July 14, 2001 |
The White House on Friday refused to help Argentina with its growing financial crisis. President Bush's national security advisor said Argentina should work to stabilize its economy, South America's second largest, and adhere to a course of fiscal responsibility that it had already set with the International Monetary Fund.
December 6, 1990 |
Two days after a violent military insurrection was put down by troops loyal to President Carlos Saul Menem, President Bush on Wednesday lauded the budding but fragile democracy in Argentina. Arriving in Buenos Aires less than 12 hours after Menem lifted a state of siege imposed at the start of the uprising, Bush said that "the message today from Argentina is clear--democracy is here to stay."
December 4, 1990 |
A rebellious faction of Argentine officers staged a bloody but unsuccessful anti-government uprising Monday, two days before a scheduled visit here by President Bush. Rebels seized the army headquarters in downtown Buenos Aires, a block from the presidential palace, and three other military installations, battling troops loyal to the government throughout the day. The hostilities included heavy rifle fire, cannon shots and even aerial bombing of rebel tanks.
October 18, 1997 |
In this famed playground for the rich and famous, Dwight and Mamie Eisenhower caught the largest trout of their lives. Walt Disney artists copied enchanting forest backdrops for Bambi. Even Butch Cassidy and the Sundance Kid camped in Cholila Valley for a time. A resort boasts of one of Argentina's most challenging golf courses. On Friday, President Clinton came here, golf clubs in tow.
March 1, 1996 |
The most tangible symbol that Argentina has moved into a new era may be at a 4,000-acre compound on the outskirts of town that was once strictly off limits. A billboard used to warn: "Do not park, do not stop, or soldiers will shoot." Today, however, the beige barracks off Entrance No. 4 at Campo de Mayo, Argentina's largest military base, are home to the new International Peacekeeping Academy. And anyone is welcome. "This is a growth industry," boasts Col.
February 23, 1989 |
The Bush Administration has gotten off to a slow--some say faltering--start in its economic relations with Latin America, and some critics fear that it may dissipate the good will that the President has built up in the region since winning the November election.
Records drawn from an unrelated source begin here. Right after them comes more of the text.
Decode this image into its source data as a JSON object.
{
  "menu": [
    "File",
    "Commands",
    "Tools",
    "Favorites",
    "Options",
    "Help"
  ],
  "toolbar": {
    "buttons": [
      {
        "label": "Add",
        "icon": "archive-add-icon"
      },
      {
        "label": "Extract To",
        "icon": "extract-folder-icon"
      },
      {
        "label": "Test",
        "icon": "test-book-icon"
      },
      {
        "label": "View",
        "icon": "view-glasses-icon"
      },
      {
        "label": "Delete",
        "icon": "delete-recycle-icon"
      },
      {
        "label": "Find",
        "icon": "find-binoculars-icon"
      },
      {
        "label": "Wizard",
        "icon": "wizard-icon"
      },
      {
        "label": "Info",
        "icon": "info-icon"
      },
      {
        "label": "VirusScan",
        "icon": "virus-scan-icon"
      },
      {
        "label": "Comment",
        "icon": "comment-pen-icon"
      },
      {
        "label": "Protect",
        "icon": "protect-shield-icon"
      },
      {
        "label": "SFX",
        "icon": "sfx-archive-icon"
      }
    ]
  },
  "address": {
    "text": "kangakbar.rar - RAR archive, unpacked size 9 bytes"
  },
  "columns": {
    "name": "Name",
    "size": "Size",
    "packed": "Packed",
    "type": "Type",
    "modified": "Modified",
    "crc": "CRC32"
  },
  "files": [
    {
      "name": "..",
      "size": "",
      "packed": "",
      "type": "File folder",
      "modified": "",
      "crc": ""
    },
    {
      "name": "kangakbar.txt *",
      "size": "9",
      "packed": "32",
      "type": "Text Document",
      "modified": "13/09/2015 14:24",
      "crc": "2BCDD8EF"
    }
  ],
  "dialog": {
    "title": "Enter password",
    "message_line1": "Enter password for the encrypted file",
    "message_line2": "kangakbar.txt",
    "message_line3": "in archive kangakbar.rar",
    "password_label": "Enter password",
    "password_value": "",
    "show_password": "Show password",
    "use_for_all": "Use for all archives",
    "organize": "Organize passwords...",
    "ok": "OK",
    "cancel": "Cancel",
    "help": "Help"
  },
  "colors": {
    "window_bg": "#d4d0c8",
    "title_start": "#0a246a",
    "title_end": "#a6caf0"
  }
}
Shortly after his election, Bush met with the newly elected Mexican president-to-be, Carlos Salinas de Gortari, and promised that he would stop badgering Mexico publicly to crack down on drug kingpins.
February 16, 1991 |
The Persian Gulf War has stirred up a welter of conflicting sentiments in Latin America, making it difficult for many of the region's governments to fully support the United States and its allies. Some Latin Americans look up to the United States and Western Europe, yearning to become part of that First World clan. In contrast, however, the Latin American view of the war is often colored by anti-Yankee bias and Third World solidarity, especially among leftists and nationalists.
October 11, 1997 |
The last time Air Force One touched down here, the president of the United States stepped onto hostile and uncertain turf. It was 1990: President Bush visited Argentina a day after a failed military rebellion culminated in a firefight in front of the presidential palace. The region was struggling to shake off a history of tyranny and political and economic turmoil. Anti-Americanism was so virulent that Argentine Congress members tried to declare Bush persona non grata.
September 26, 1993 |
Under American pressure, Argentina has finally turned over "missing" parts from a ballistic missile developed by this country with Iraq. The dismantling of Argentina's Condor II missile program is "all finished," Defense Minister Oscar Camilion said last week. In return, Argentina wants the right to buy militarily sensitive technology from the United States and other countries.
December 1, 1990 |
The most flamboyant of the new South American presidents is Argentina's Carlos Saul Menem, a lady's man with fluffy two-tone sideburns and a flair for the dramatic gesture. He has locked his estranged wife out of the official residence, sold off the government telephone network and sent two warships to help out the United States in the Persian Gulf. Patricio Aylwin of Chile is more conventional, a grandfatherly type in a gray suit, good at smoothing over rough moments.